NASHVILLE, Tenn. (WTVF) — What would you do if you saw your favorite local artist rocking out on a WeGo public transit bus?
Right now there's a campaign that brings well-known Nashville musicians to a bus near you.
Recently, rising stars Devon Gilfillian and Michaela Anne both performed sets on one of the city's parked buses to an intimate audience of fans at the WeGo Central bus station downtown.
"Being 5 feet away from the artist and hearing drums and keyboards on a bus, it was really cool," said Dalontae Jones, who won her seat after seeing Gilfillian perform the week before at Nashville venue 3rd and Lindsley.
This was the second Bus Stop Session with a live audience, the idea born from a partnership between WeGo Public Transit and Acme Radio Live.
Concert-goer Jordan Risteen said he liked the new experience of jamming on a bus.
"Nashville (is) music city," he said, "it kind of ties the whole scene together," gesturing to the downtown bus station and the performers.
In the past, Alanna Royale has graced the narrow stage on wheels with fans just feet away. CAMM, Luthi, Erin Rae and Susto have also hosted recorded sessions before the idea for the live audience came about. Organizers say it's easy to get successful artists with big label backing to perform, because they believe in the cause.
"We've been trying to focus more on the Nashville community as much as we can," explained Acme Radio program manager Justin Hammel, who hopes to help promote public transit with the sessions.
WeGo Public Transit recently had to cut 9 bus routes due to flat city funding and a loss of state funds.
And the transit group struggles with ridership, recording just around 31,000 boardings per weekday in the 2019 fiscal year. The public transit system in Austin, TX, a city that is so often compared with Nashville, reports more than double that number of trips per weekday.
And ridership in Nashville is down slightly from the year before, despite the fact that the city continues to add more than 80 new residents a day, according to data from the US Census Bureau.
Stories of unfilled buses play a role in whether or not local leaders determine the group deserves funding for additional routes, extended route times and more cross-city buses that don't have to connect at the downtown station. Which creates a tough cycle to break as a lack of convenience and options can deter ridership.
"I didn't even know there was a bus station here," admitted concert-goer Dalontae Jones, who says she's never ridden a WeGo bus.
Last year, WeGo rebranded from MTA, unveiling bright purple buses with technology upgrades and a catchy new logo.
"This community needs public transit, and WeGo is trying to make it cool again," Hammel said, "we're trying to help with that."
Artist Michaela Anne used to live in Brooklyn and says promoting transit is a cause she's passionate about.
"I think public transportation is really important and vital to, especially, a growing city," she said after her set.

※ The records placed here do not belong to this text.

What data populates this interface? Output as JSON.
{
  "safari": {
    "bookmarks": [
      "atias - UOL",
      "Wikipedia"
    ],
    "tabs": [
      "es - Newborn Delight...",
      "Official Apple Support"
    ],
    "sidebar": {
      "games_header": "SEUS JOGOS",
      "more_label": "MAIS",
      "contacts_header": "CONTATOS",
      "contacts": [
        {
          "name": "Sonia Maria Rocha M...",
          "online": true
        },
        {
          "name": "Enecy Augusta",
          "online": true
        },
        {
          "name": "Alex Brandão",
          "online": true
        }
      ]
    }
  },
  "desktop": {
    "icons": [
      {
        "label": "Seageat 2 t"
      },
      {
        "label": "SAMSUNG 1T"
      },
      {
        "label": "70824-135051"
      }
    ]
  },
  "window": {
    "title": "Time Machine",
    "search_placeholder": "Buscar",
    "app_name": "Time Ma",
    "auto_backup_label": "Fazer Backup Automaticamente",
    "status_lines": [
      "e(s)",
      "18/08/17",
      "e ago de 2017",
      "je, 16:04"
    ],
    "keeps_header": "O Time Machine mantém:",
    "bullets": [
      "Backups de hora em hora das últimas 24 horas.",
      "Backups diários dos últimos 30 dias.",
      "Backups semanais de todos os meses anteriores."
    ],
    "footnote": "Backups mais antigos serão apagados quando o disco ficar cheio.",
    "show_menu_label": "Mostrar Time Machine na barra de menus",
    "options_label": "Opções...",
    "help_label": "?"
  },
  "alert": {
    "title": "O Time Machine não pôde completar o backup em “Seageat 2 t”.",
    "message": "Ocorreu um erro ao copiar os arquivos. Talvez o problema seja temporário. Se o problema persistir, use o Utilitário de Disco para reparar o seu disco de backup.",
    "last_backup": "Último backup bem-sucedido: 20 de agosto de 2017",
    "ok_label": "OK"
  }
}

As Nashville grows, so do problems with traffic, parking and cost of living . That's something musicians feel too.
"The local music scene that is really having a hard time in town now with the rising prices of everything," Hammel said.
And if music really does have the power to affect change, they hope that's true for how you view the bus system.
Changing a dull commute to a vibrant, musical experience.
"It's just crazy enough to work," Hammel laughed.
You can win tickets to the next Bus Stop Session at
. Keep an eye on their website along with social media channels for WeGo and Acme Radio to learn when the next concert is announced.